Write the data below out again, unchanged.

*SUPPLIED RECORDS*
━━━━━━━━━━━━━━━━━━━━━━━━━━━━━━

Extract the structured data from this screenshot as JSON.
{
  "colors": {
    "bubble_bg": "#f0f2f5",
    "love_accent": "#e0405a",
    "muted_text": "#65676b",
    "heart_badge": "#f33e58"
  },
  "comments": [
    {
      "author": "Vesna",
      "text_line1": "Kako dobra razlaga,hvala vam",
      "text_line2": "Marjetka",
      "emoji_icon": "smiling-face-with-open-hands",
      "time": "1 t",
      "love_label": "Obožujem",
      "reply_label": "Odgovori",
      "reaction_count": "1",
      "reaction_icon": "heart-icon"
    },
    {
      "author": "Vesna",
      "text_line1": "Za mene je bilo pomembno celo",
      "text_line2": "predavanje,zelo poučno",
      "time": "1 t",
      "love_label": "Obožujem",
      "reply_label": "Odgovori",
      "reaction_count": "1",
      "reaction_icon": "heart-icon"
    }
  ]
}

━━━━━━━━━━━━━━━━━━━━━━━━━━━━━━

*EXERCISE SOLUTION*
Extract the structured data from this screenshot as JSON.
{
  "colors": {
    "bubble_bg": "#f0f2f5",
    "love_accent": "#e0405a",
    "muted_text": "#65676b",
    "heart_badge": "#f33e58"
  },
  "comments": [
    {
      "author": "Vesna",
      "text_line1": "Kako dobra razlaga,hvala vam",
      "text_line2": "Marjetka",
      "emoji_icon": "smiling-face-with-open-hands",
      "time": "1 t",
      "love_label": "Obožujem",
      "reply_label": "Odgovori",
      "reaction_count": "1",
      "reaction_icon": "heart-icon"
    },
    {
      "author": "Vesna",
      "text_line1": "Za mene je bilo pomembno celo",
      "text_line2": "predavanje,zelo poučno",
      "time": "1 t",
      "love_label": "Obožujem",
      "reply_label": "Odgovori",
      "reaction_count": "1",
      "reaction_icon": "heart-icon"
    }
  ]
}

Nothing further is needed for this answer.